*Problem*
The answer must restate the records below word for word.

◇ ◇ ◇ ◇ ◇ ◇ ◇

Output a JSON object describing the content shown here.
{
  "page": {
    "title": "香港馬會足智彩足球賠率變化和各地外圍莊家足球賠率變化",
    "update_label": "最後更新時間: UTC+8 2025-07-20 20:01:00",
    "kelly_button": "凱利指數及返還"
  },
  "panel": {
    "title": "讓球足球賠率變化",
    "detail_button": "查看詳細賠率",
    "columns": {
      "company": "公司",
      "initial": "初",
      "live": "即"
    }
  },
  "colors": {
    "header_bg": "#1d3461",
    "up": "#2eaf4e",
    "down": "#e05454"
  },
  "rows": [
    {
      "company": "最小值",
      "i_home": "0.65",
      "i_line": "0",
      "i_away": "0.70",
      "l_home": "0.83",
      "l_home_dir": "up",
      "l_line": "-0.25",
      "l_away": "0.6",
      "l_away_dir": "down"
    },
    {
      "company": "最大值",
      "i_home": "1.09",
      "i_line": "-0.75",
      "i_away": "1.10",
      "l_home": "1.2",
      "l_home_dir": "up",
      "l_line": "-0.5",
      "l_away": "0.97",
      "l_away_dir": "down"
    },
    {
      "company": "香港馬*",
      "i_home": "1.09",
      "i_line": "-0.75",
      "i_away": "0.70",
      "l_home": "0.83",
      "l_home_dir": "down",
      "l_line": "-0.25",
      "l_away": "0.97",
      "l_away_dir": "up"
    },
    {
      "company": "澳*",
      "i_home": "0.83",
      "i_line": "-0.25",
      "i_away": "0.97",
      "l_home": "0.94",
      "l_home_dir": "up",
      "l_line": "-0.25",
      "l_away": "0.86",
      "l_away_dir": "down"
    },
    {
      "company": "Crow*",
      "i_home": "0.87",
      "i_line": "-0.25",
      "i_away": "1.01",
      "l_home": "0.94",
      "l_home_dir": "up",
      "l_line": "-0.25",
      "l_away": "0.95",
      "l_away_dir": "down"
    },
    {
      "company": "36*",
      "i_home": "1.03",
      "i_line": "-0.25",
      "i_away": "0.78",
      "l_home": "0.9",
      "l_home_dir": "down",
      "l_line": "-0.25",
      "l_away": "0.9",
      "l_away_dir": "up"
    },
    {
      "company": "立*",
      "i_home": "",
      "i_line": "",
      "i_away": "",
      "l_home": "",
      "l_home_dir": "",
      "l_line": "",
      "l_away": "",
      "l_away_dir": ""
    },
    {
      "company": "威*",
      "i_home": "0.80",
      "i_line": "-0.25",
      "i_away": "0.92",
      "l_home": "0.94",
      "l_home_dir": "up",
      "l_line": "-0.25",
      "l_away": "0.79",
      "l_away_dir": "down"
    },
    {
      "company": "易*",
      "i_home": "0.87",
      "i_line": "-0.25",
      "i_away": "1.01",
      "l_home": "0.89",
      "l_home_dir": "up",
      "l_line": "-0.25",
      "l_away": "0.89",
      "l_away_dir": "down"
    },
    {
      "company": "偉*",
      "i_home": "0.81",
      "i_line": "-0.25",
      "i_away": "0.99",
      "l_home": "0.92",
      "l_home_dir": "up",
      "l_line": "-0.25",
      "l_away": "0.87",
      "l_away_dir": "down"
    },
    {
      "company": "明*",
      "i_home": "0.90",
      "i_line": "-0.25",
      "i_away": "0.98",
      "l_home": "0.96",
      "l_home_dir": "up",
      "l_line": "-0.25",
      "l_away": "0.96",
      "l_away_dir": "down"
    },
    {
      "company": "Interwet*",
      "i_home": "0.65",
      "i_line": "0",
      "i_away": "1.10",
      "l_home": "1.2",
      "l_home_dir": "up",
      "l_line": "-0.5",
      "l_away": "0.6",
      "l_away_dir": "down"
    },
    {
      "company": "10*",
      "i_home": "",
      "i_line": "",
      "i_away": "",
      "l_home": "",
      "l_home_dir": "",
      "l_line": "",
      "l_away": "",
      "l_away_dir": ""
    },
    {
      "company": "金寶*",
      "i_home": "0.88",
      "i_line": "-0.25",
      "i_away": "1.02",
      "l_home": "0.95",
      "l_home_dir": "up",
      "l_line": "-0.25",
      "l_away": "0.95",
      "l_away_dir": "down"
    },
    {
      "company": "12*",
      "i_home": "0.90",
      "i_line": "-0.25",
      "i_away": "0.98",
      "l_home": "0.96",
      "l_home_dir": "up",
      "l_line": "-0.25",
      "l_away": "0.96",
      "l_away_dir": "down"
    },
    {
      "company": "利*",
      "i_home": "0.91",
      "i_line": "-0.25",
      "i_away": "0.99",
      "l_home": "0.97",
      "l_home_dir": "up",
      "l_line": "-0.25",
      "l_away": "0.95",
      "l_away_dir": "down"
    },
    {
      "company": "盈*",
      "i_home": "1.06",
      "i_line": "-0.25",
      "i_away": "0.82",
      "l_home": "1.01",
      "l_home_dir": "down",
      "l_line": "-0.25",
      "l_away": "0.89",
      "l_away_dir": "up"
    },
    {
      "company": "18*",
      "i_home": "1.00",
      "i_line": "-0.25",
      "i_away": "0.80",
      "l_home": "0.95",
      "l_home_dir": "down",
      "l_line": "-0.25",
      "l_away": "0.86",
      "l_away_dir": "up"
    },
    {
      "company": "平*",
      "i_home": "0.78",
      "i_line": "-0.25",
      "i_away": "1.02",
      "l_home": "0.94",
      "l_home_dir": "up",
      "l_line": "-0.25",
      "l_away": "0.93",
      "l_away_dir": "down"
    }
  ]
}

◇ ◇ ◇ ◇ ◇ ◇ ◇

*Response*
Output a JSON object describing the content shown here.
{
  "page": {
    "title": "香港馬會足智彩足球賠率變化和各地外圍莊家足球賠率變化",
    "update_label": "最後更新時間: UTC+8 2025-07-20 20:01:00",
    "kelly_button": "凱利指數及返還"
  },
  "panel": {
    "title": "讓球足球賠率變化",
    "detail_button": "查看詳細賠率",
    "columns": {
      "company": "公司",
      "initial": "初",
      "live": "即"
    }
  },
  "colors": {
    "header_bg": "#1d3461",
    "up": "#2eaf4e",
    "down": "#e05454"
  },
  "rows": [
    {
      "company": "最小值",
      "i_home": "0.65",
      "i_line": "0",
      "i_away": "0.70",
      "l_home": "0.83",
      "l_home_dir": "up",
      "l_line": "-0.25",
      "l_away": "0.6",
      "l_away_dir": "down"
    },
    {
      "company": "最大值",
      "i_home": "1.09",
      "i_line": "-0.75",
      "i_away": "1.10",
      "l_home": "1.2",
      "l_home_dir": "up",
      "l_line": "-0.5",
      "l_away": "0.97",
      "l_away_dir": "down"
    },
    {
      "company": "香港馬*",
      "i_home": "1.09",
      "i_line": "-0.75",
      "i_away": "0.70",
      "l_home": "0.83",
      "l_home_dir": "down",
      "l_line": "-0.25",
      "l_away": "0.97",
      "l_away_dir": "up"
    },
    {
      "company": "澳*",
      "i_home": "0.83",
      "i_line": "-0.25",
      "i_away": "0.97",
      "l_home": "0.94",
      "l_home_dir": "up",
      "l_line": "-0.25",
      "l_away": "0.86",
      "l_away_dir": "down"
    },
    {
      "company": "Crow*",
      "i_home": "0.87",
      "i_line": "-0.25",
      "i_away": "1.01",
      "l_home": "0.94",
      "l_home_dir": "up",
      "l_line": "-0.25",
      "l_away": "0.95",
      "l_away_dir": "down"
    },
    {
      "company": "36*",
      "i_home": "1.03",
      "i_line": "-0.25",
      "i_away": "0.78",
      "l_home": "0.9",
      "l_home_dir": "down",
      "l_line": "-0.25",
      "l_away": "0.9",
      "l_away_dir": "up"
    },
    {
      "company": "立*",
      "i_home": "",
      "i_line": "",
      "i_away": "",
      "l_home": "",
      "l_home_dir": "",
      "l_line": "",
      "l_away": "",
      "l_away_dir": ""
    },
    {
      "company": "威*",
      "i_home": "0.80",
      "i_line": "-0.25",
      "i_away": "0.92",
      "l_home": "0.94",
      "l_home_dir": "up",
      "l_line": "-0.25",
      "l_away": "0.79",
      "l_away_dir": "down"
    },
    {
      "company": "易*",
      "i_home": "0.87",
      "i_line": "-0.25",
      "i_away": "1.01",
      "l_home": "0.89",
      "l_home_dir": "up",
      "l_line": "-0.25",
      "l_away": "0.89",
      "l_away_dir": "down"
    },
    {
      "company": "偉*",
      "i_home": "0.81",
      "i_line": "-0.25",
      "i_away": "0.99",
      "l_home": "0.92",
      "l_home_dir": "up",
      "l_line": "-0.25",
      "l_away": "0.87",
      "l_away_dir": "down"
    },
    {
      "company": "明*",
      "i_home": "0.90",
      "i_line": "-0.25",
      "i_away": "0.98",
      "l_home": "0.96",
      "l_home_dir": "up",
      "l_line": "-0.25",
      "l_away": "0.96",
      "l_away_dir": "down"
    },
    {
      "company": "Interwet*",
      "i_home": "0.65",
      "i_line": "0",
      "i_away": "1.10",
      "l_home": "1.2",
      "l_home_dir": "up",
      "l_line": "-0.5",
      "l_away": "0.6",
      "l_away_dir": "down"
    },
    {
      "company": "10*",
      "i_home": "",
      "i_line": "",
      "i_away": "",
      "l_home": "",
      "l_home_dir": "",
      "l_line": "",
      "l_away": "",
      "l_away_dir": ""
    },
    {
      "company": "金寶*",
      "i_home": "0.88",
      "i_line": "-0.25",
      "i_away": "1.02",
      "l_home": "0.95",
      "l_home_dir": "up",
      "l_line": "-0.25",
      "l_away": "0.95",
      "l_away_dir": "down"
    },
    {
      "company": "12*",
      "i_home": "0.90",
      "i_line": "-0.25",
      "i_away": "0.98",
      "l_home": "0.96",
      "l_home_dir": "up",
      "l_line": "-0.25",
      "l_away": "0.96",
      "l_away_dir": "down"
    },
    {
      "company": "利*",
      "i_home": "0.91",
      "i_line": "-0.25",
      "i_away": "0.99",
      "l_home": "0.97",
      "l_home_dir": "up",
      "l_line": "-0.25",
      "l_away": "0.95",
      "l_away_dir": "down"
    },
    {
      "company": "盈*",
      "i_home": "1.06",
      "i_line": "-0.25",
      "i_away": "0.82",
      "l_home": "1.01",
      "l_home_dir": "down",
      "l_line": "-0.25",
      "l_away": "0.89",
      "l_away_dir": "up"
    },
    {
      "company": "18*",
      "i_home": "1.00",
      "i_line": "-0.25",
      "i_away": "0.80",
      "l_home": "0.95",
      "l_home_dir": "down",
      "l_line": "-0.25",
      "l_away": "0.86",
      "l_away_dir": "up"
    },
    {
      "company": "平*",
      "i_home": "0.78",
      "i_line": "-0.25",
      "i_away": "1.02",
      "l_home": "0.94",
      "l_home_dir": "up",
      "l_line": "-0.25",
      "l_away": "0.93",
      "l_away_dir": "down"
    }
  ]
}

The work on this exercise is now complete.